The foreign secretary also raised his “grave concerns” about the “gross human rights abuses” taking place in China’s Xinjiang region against Uighur Muslims, after reports of forced sterilisation and wider persecution of the group.
He said they had raised the issue with his Chinese counterparts and with the United Nations.
Mr Raab added: We want a positive relationship with China. There’s a huge amount to be gained for both countries, there are many areas, where we can work productively, constructively to mutual benefit together.
“For our part, the UK will work hard and in good faith towards that goal. But we will protect our vital interests, we will stand up for our values, and we will hold China to its international obligations.”
The change in the treaty was praised from all sides of the House.
Shadow foreign secretary Lisa Nandy said Labour “strongly welcomed” the measures, saying they should lead to a “new era” in the two countries’ relationship.
“This must mark the start of a more strategic approach to China based on an ethical approach to foreign policy and an end to the naivety of the ‘golden-era years’,” she told MPs.
“Like him, our quarrel is not with the people of China, but the erosion of freedoms in Hong Kong, the actions of the Chinese government in the South China Sea and the appalling treatment of the Uighur people is reason now to act.
“We will not be able to say in future years that we did not know.”
But some called for the government to go further.
Liberal Democrat MP Alistair Carmichael wanted action on imports from China – especially around surveillance equipment – while the SNP’s Margaret Ferrier called for sanctions against individuals responsible for human rights violations.
Members of the government’s own benches urged for the next steps too.
Tory MP and former defence minister Tobias Ellwood said: “For decades we have turned a blind eye to China’s democratic deficit and human rights violations in the hope that it would mature into a global, responsible citizen [but] that clearly hasn’t happened.
“Can I ask the secretary of state, is this now the turning point that we drop the pretence the China shares our values, given its actions… [and] can we have a strategic overhaul of our foreign policy in relation to China?”
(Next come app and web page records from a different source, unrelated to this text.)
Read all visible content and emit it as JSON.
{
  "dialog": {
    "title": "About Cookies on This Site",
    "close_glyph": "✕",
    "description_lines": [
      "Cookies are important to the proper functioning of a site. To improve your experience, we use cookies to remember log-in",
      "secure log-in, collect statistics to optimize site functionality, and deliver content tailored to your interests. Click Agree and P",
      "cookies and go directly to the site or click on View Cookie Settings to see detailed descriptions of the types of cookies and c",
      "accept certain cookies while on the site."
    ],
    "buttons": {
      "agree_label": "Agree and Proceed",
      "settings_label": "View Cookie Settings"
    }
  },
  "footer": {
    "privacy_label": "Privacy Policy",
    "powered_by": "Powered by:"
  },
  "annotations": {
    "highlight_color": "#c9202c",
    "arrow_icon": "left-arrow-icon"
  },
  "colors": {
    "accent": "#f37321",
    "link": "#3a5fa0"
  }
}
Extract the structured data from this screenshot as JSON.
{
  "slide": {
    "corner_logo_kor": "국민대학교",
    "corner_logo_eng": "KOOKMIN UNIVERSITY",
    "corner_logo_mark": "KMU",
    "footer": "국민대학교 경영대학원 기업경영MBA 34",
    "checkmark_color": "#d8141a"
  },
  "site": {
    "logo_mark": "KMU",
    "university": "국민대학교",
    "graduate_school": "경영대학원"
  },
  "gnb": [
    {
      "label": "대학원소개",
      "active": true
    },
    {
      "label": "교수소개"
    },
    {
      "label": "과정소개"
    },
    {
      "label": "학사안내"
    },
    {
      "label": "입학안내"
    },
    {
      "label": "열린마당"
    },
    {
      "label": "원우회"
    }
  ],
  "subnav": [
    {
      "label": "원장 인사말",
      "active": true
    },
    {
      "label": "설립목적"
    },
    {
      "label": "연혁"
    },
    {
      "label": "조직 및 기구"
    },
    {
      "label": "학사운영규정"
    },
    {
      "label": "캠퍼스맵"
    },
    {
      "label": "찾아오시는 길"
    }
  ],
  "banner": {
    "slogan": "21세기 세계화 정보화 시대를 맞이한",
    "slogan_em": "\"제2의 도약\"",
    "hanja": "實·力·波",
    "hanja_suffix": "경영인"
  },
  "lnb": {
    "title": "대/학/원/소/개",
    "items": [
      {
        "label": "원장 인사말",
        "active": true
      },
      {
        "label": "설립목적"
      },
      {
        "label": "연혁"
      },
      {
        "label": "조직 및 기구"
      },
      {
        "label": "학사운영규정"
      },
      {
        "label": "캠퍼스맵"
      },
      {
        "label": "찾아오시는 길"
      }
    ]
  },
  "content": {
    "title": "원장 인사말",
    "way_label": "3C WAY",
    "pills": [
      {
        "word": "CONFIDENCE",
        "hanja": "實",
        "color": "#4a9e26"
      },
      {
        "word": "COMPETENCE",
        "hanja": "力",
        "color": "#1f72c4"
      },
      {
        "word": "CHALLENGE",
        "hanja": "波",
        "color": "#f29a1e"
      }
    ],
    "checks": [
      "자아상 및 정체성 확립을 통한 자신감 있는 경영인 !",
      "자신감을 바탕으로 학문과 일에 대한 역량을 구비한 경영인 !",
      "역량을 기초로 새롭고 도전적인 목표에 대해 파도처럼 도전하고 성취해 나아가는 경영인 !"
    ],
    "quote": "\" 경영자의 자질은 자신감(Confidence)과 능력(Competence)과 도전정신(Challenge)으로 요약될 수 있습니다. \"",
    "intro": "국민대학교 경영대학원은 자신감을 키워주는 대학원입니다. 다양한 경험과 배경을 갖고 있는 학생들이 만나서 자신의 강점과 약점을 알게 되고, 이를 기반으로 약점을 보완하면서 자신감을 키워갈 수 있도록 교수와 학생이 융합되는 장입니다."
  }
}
Mr Raab said the government was carrying out an integrated review about its strategy.